Editors’ Choice 2021: Outly
Find paradise with this guide to campsites around the U.S.A.
How well do you know your dispersed camping regulations? Chances are, you could stand to bone up on what types of land you can throw down on when campgrounds are full, that elusive permit didn’t come through, or your kids have asked “Are we there yet?” for the thousandth time. Relying on luck to find perfect, people-free campsites can still work (sometimes), but this app offers an easier way to scope out potential weekend getaways while providing nifty mapping capabilities as well.
First, let’s get to perhaps the best part: Outly is free. Not “free to start” or “free, but with paid add-ons;” free as in “never pay a dime.” That quality is all too rare in outdoor tech these days, and we are deeply appreciative of that fact. So what exactly do you get after downloading the app? Outly’s newest and most notable feature (there have been a few iterations since its release in 2018) is a mapping layer that highlights campsites, from official campgrounds to scenic pullouts along remote Forest Service roads. Clicking on an official campground will provide info about the site, such as elevation, GPS coordinates, and water and vehicle access. Some campsites even have a brief written description.
Uniquely, Outly relies on crowdsourcing to constantly grow its database of sites. Love that spot overlooking a lake on some Bureau of Land Management plot, and want to share it with the world? Mark it on the map, throw in a short summary of its charms, and upload. If it looks good, the app’s admins will approve it within a couple weeks.
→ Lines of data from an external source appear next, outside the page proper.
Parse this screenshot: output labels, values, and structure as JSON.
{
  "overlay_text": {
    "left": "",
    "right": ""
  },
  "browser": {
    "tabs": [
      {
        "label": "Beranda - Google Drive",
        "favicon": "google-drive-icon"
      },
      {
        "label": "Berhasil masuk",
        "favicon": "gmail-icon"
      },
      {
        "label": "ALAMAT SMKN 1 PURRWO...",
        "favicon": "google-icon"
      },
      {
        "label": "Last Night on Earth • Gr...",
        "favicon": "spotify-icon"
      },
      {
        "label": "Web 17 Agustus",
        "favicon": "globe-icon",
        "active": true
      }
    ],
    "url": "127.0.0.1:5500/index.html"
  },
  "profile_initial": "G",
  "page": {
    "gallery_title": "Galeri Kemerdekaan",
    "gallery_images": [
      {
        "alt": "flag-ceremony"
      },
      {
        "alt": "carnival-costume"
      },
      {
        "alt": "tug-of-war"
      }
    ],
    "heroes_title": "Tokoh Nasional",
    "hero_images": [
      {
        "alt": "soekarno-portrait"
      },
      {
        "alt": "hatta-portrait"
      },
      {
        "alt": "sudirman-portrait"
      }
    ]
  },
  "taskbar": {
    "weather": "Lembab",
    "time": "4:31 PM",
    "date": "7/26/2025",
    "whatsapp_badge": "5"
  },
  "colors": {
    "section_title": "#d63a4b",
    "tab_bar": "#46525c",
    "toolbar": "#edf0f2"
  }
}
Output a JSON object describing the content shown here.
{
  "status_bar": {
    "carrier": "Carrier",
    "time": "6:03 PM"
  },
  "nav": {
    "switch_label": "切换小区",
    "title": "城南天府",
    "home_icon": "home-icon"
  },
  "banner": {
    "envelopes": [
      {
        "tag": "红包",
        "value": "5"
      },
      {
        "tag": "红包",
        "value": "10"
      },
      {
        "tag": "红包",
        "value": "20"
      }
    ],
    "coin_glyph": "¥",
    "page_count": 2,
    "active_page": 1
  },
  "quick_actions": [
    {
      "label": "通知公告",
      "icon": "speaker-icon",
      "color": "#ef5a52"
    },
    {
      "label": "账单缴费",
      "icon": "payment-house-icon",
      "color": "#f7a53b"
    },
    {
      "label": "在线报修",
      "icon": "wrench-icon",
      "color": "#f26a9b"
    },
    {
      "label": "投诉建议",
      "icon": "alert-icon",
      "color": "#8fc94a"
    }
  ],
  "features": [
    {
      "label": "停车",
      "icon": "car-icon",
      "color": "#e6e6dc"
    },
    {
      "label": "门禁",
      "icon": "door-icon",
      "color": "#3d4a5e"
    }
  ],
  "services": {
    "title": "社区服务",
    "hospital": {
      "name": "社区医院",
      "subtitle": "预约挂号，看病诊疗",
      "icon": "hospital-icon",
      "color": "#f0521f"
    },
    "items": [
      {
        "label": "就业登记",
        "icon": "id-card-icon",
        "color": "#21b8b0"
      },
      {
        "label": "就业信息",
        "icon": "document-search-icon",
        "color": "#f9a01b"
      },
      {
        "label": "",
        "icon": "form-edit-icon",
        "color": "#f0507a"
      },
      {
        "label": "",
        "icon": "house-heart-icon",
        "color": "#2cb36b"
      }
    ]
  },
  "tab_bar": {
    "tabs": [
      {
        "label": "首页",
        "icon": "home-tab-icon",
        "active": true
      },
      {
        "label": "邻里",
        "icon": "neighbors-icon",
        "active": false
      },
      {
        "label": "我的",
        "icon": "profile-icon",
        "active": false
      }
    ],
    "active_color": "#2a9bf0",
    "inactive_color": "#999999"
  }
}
After a night spent on a canyon rim outside Grand Junction, Colorado, we submitted our campsite so that other hikers could car camp with unfettered views of the Grand Mesa in one direction and Unaweep Canyon in the other.
Outly’s topo maps are clean and functional, if not as detailed as other apps that have more specialized mapping capabilities. But testers praised the layers that highlight water sources and their flows, cellular coverage, roads by vehicle usage type, slope angle shading, and different land management designations. They’re all easy to switch on or off, and all are downloadable for offline use. We think that new hikers and campers will especially appreciate both the information and the interface, but even the grizzled vets at Backpacker look to Outly for beta on where to lay their heads.